TASK TO COMPLETE: Copy out each line below containing "февраля".

[Entries from a dataset of interfaces]
- Opening Delimiter -
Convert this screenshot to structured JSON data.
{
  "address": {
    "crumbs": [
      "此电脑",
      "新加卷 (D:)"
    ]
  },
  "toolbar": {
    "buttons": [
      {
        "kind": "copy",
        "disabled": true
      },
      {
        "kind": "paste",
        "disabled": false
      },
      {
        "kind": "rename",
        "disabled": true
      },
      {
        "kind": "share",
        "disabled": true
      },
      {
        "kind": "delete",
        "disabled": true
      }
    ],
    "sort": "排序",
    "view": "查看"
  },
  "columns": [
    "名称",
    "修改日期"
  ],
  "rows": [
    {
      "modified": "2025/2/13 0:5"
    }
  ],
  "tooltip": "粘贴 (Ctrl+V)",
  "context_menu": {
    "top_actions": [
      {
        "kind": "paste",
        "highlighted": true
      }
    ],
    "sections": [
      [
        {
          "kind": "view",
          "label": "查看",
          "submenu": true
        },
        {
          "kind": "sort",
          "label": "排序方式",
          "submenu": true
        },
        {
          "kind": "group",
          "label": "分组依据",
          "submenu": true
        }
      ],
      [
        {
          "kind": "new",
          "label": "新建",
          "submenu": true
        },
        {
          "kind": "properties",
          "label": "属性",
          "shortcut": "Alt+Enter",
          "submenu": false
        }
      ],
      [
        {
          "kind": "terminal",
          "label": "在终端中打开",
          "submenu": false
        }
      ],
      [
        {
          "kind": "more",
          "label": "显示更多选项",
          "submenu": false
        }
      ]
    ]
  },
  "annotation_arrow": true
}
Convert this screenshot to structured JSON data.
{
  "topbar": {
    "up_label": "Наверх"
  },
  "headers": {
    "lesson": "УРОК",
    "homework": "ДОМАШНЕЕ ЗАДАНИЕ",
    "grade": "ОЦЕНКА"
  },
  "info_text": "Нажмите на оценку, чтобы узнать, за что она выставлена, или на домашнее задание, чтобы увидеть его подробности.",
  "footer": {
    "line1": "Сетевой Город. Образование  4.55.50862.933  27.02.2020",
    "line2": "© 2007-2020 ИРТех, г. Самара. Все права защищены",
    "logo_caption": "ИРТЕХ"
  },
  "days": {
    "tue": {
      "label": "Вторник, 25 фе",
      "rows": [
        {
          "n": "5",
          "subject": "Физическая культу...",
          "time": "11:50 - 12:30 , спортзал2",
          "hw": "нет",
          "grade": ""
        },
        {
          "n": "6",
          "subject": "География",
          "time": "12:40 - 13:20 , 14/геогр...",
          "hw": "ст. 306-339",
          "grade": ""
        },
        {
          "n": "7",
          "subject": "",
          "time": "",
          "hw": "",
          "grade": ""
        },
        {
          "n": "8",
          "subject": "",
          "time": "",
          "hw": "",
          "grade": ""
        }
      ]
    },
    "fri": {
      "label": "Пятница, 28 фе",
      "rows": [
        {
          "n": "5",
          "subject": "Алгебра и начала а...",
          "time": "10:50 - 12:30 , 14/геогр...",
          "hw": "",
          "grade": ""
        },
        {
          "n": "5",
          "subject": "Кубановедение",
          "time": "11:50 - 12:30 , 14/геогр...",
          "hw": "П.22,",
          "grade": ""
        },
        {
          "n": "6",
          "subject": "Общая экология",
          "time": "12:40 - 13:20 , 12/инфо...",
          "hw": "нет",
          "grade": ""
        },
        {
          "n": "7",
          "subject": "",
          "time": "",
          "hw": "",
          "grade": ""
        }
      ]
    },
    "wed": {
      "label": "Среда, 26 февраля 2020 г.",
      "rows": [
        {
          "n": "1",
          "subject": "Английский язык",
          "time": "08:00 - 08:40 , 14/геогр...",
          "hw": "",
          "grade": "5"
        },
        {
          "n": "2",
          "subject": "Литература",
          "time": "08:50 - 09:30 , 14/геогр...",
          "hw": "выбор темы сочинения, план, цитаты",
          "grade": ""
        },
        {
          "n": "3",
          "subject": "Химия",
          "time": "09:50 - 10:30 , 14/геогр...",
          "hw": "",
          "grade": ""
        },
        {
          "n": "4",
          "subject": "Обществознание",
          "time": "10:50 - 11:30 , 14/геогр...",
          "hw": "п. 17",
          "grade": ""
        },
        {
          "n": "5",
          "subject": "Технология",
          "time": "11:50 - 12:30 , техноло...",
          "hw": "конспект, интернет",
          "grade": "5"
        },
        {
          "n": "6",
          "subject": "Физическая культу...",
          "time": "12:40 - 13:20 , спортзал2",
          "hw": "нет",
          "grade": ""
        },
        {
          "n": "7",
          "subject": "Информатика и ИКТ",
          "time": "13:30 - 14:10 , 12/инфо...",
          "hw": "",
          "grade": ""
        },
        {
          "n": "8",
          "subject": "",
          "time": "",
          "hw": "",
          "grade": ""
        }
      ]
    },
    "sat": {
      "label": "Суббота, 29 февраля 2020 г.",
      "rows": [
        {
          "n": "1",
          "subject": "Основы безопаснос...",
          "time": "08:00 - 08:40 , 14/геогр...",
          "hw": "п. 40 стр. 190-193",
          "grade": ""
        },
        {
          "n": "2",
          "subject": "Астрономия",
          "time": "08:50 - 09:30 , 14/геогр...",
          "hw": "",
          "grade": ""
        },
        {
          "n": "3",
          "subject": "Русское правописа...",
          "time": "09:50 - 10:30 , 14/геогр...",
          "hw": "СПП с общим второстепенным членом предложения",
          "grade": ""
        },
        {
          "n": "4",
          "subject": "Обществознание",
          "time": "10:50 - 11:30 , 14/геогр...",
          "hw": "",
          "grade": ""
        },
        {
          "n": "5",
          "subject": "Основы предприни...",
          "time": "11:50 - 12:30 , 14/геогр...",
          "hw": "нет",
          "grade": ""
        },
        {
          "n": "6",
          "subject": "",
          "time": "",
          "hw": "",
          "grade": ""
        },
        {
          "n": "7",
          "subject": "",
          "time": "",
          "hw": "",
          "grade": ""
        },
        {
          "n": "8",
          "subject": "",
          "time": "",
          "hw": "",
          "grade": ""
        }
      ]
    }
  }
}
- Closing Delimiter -
RESPONSE BELOW:
      "label": "Среда, 26 февраля 2020 г.",
      "label": "Суббота, 29 февраля 2020 г.",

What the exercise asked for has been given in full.